> [PROBLEM TO WORK ON] Your answer must be an exact copy of the records below, minus the pictures.
◆ ◆ ◆ ◆ ◆
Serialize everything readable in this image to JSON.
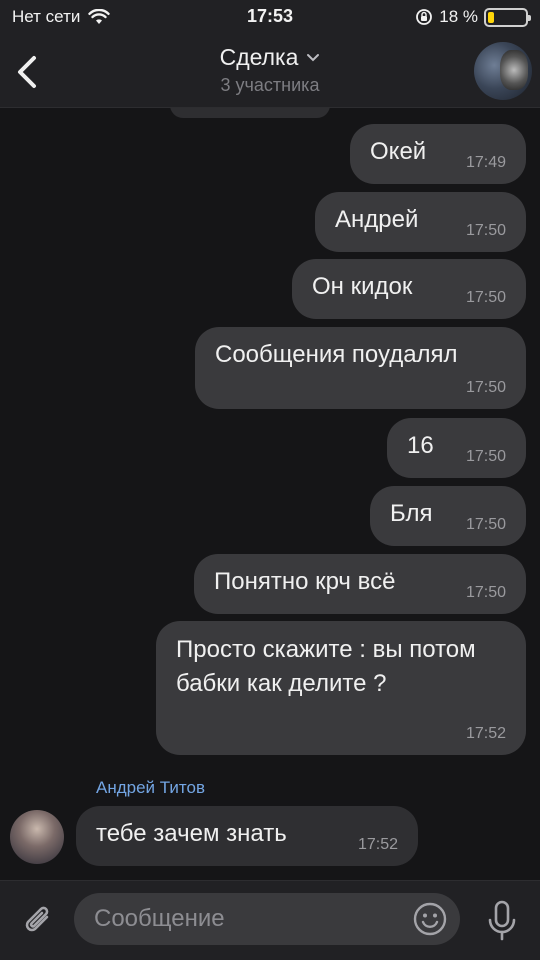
{
  "status_bar": {
    "carrier": "Нет сети",
    "time": "17:53",
    "battery_percent": "18 %",
    "battery_level": 0.18
  },
  "header": {
    "title": "Сделка",
    "subtitle": "3 участника"
  },
  "messages": [
    {
      "text": "Окей",
      "time": "17:49"
    },
    {
      "text": "Андрей",
      "time": "17:50"
    },
    {
      "text": "Он кидок",
      "time": "17:50"
    },
    {
      "text": "Сообщения поудалял",
      "time": "17:50"
    },
    {
      "text": "16",
      "time": "17:50"
    },
    {
      "text": "Бля",
      "time": "17:50"
    },
    {
      "text": "Понятно крч всё",
      "time": "17:50"
    },
    {
      "text": "Просто скажите : вы потом бабки как делите ?",
      "time": "17:52"
    }
  ],
  "incoming": {
    "sender": "Андрей Титов",
    "text": "тебе зачем знать",
    "time": "17:52"
  },
  "composer": {
    "placeholder": "Сообщение"
  },
  "colors": {
    "accent": "#73a5e3",
    "battery": "#ffd60a"
  }
}
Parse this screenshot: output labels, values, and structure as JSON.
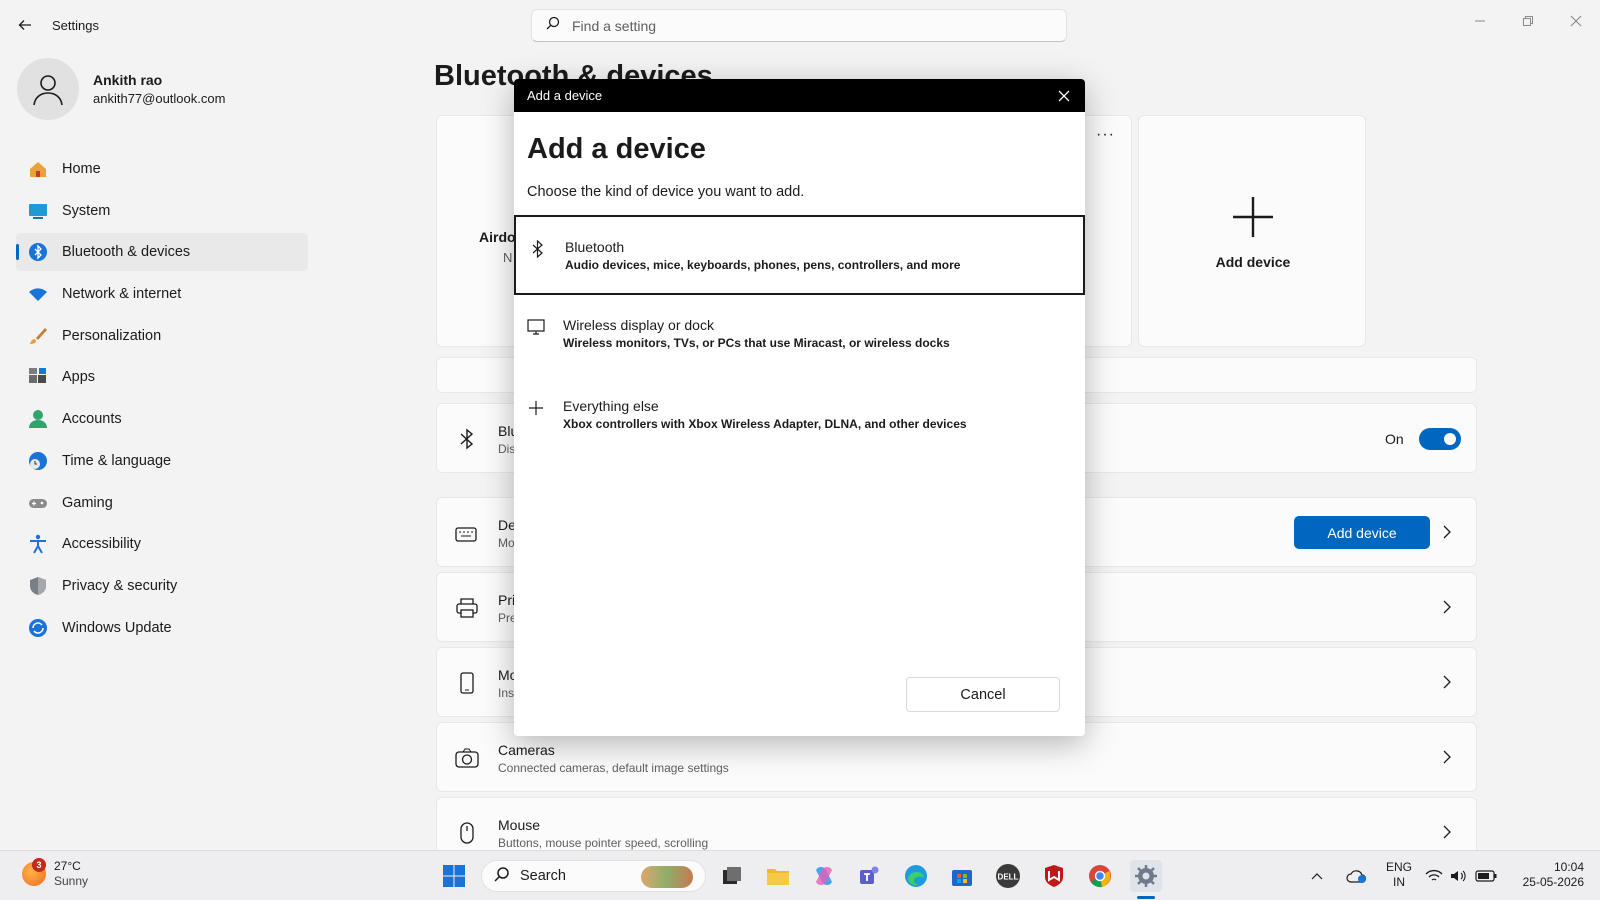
{
  "window": {
    "title": "Settings",
    "search_placeholder": "Find a setting"
  },
  "profile": {
    "name": "Ankith rao",
    "email": "ankith77@outlook.com"
  },
  "sidebar": {
    "items": [
      {
        "label": "Home",
        "icon": "home-icon"
      },
      {
        "label": "System",
        "icon": "system-icon"
      },
      {
        "label": "Bluetooth & devices",
        "icon": "bluetooth-icon",
        "active": true
      },
      {
        "label": "Network & internet",
        "icon": "wifi-icon"
      },
      {
        "label": "Personalization",
        "icon": "brush-icon"
      },
      {
        "label": "Apps",
        "icon": "apps-icon"
      },
      {
        "label": "Accounts",
        "icon": "accounts-icon"
      },
      {
        "label": "Time & language",
        "icon": "globe-clock-icon"
      },
      {
        "label": "Gaming",
        "icon": "gamepad-icon"
      },
      {
        "label": "Accessibility",
        "icon": "accessibility-icon"
      },
      {
        "label": "Privacy & security",
        "icon": "shield-icon"
      },
      {
        "label": "Windows Update",
        "icon": "update-icon"
      }
    ]
  },
  "main": {
    "title": "Bluetooth & devices",
    "device_card": {
      "name_fragment": "Airdo",
      "status_fragment": "N"
    },
    "add_device_tile": {
      "label": "Add device"
    },
    "bluetooth_row": {
      "title_fragment": "Blu",
      "sub_fragment": "Dis",
      "toggle_label": "On",
      "toggle_on": true
    },
    "devices_row": {
      "title_fragment": "De",
      "sub_fragment": "Mo",
      "button": "Add device"
    },
    "printers_row": {
      "title_fragment": "Pri",
      "sub_fragment": "Pre"
    },
    "mobile_row": {
      "title_fragment": "Mo",
      "sub_fragment": "Ins"
    },
    "cameras_row": {
      "title": "Cameras",
      "sub": "Connected cameras, default image settings"
    },
    "mouse_row": {
      "title": "Mouse",
      "sub": "Buttons, mouse pointer speed, scrolling"
    }
  },
  "dialog": {
    "window_title": "Add a device",
    "heading": "Add a device",
    "subtitle": "Choose the kind of device you want to add.",
    "options": [
      {
        "title": "Bluetooth",
        "desc": "Audio devices, mice, keyboards, phones, pens, controllers, and more",
        "icon": "bluetooth-icon",
        "selected": true
      },
      {
        "title": "Wireless display or dock",
        "desc": "Wireless monitors, TVs, or PCs that use Miracast, or wireless docks",
        "icon": "monitor-icon"
      },
      {
        "title": "Everything else",
        "desc": "Xbox controllers with Xbox Wireless Adapter, DLNA, and other devices",
        "icon": "plus-icon"
      }
    ],
    "cancel_label": "Cancel"
  },
  "taskbar": {
    "weather": {
      "temp": "27°C",
      "condition": "Sunny",
      "badge": "3"
    },
    "search_label": "Search",
    "language": {
      "line1": "ENG",
      "line2": "IN"
    },
    "clock": {
      "time": "10:04",
      "date": "25-05-2026"
    }
  },
  "colors": {
    "accent": "#0067c0",
    "background": "#f3f3f3",
    "dialog_titlebar": "#000000"
  }
}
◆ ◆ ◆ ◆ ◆
> [WRITTEN REPLY]
Serialize everything readable in this image to JSON.
{
  "status_bar": {
    "carrier": "Нет сети",
    "time": "17:53",
    "battery_percent": "18 %",
    "battery_level": 0.18
  },
  "header": {
    "title": "Сделка",
    "subtitle": "3 участника"
  },
  "messages": [
    {
      "text": "Окей",
      "time": "17:49"
    },
    {
      "text": "Андрей",
      "time": "17:50"
    },
    {
      "text": "Он кидок",
      "time": "17:50"
    },
    {
      "text": "Сообщения поудалял",
      "time": "17:50"
    },
    {
      "text": "16",
      "time": "17:50"
    },
    {
      "text": "Бля",
      "time": "17:50"
    },
    {
      "text": "Понятно крч всё",
      "time": "17:50"
    },
    {
      "text": "Просто скажите : вы потом бабки как делите ?",
      "time": "17:52"
    }
  ],
  "incoming": {
    "sender": "Андрей Титов",
    "text": "тебе зачем знать",
    "time": "17:52"
  },
  "composer": {
    "placeholder": "Сообщение"
  },
  "colors": {
    "accent": "#73a5e3",
    "battery": "#ffd60a"
  }
}
Parse this screenshot: output labels, values, and structure as JSON.
{
  "window": {
    "title": "Settings",
    "search_placeholder": "Find a setting"
  },
  "profile": {
    "name": "Ankith rao",
    "email": "ankith77@outlook.com"
  },
  "sidebar": {
    "items": [
      {
        "label": "Home",
        "icon": "home-icon"
      },
      {
        "label": "System",
        "icon": "system-icon"
      },
      {
        "label": "Bluetooth & devices",
        "icon": "bluetooth-icon",
        "active": true
      },
      {
        "label": "Network & internet",
        "icon": "wifi-icon"
      },
      {
        "label": "Personalization",
        "icon": "brush-icon"
      },
      {
        "label": "Apps",
        "icon": "apps-icon"
      },
      {
        "label": "Accounts",
        "icon": "accounts-icon"
      },
      {
        "label": "Time & language",
        "icon": "globe-clock-icon"
      },
      {
        "label": "Gaming",
        "icon": "gamepad-icon"
      },
      {
        "label": "Accessibility",
        "icon": "accessibility-icon"
      },
      {
        "label": "Privacy & security",
        "icon": "shield-icon"
      },
      {
        "label": "Windows Update",
        "icon": "update-icon"
      }
    ]
  },
  "main": {
    "title": "Bluetooth & devices",
    "device_card": {
      "name_fragment": "Airdo",
      "status_fragment": "N"
    },
    "add_device_tile": {
      "label": "Add device"
    },
    "bluetooth_row": {
      "title_fragment": "Blu",
      "sub_fragment": "Dis",
      "toggle_label": "On",
      "toggle_on": true
    },
    "devices_row": {
      "title_fragment": "De",
      "sub_fragment": "Mo",
      "button": "Add device"
    },
    "printers_row": {
      "title_fragment": "Pri",
      "sub_fragment": "Pre"
    },
    "mobile_row": {
      "title_fragment": "Mo",
      "sub_fragment": "Ins"
    },
    "cameras_row": {
      "title": "Cameras",
      "sub": "Connected cameras, default image settings"
    },
    "mouse_row": {
      "title": "Mouse",
      "sub": "Buttons, mouse pointer speed, scrolling"
    }
  },
  "dialog": {
    "window_title": "Add a device",
    "heading": "Add a device",
    "subtitle": "Choose the kind of device you want to add.",
    "options": [
      {
        "title": "Bluetooth",
        "desc": "Audio devices, mice, keyboards, phones, pens, controllers, and more",
        "icon": "bluetooth-icon",
        "selected": true
      },
      {
        "title": "Wireless display or dock",
        "desc": "Wireless monitors, TVs, or PCs that use Miracast, or wireless docks",
        "icon": "monitor-icon"
      },
      {
        "title": "Everything else",
        "desc": "Xbox controllers with Xbox Wireless Adapter, DLNA, and other devices",
        "icon": "plus-icon"
      }
    ],
    "cancel_label": "Cancel"
  },
  "taskbar": {
    "weather": {
      "temp": "27°C",
      "condition": "Sunny",
      "badge": "3"
    },
    "search_label": "Search",
    "language": {
      "line1": "ENG",
      "line2": "IN"
    },
    "clock": {
      "time": "10:04",
      "date": "25-05-2026"
    }
  },
  "colors": {
    "accent": "#0067c0",
    "background": "#f3f3f3",
    "dialog_titlebar": "#000000"
  }
}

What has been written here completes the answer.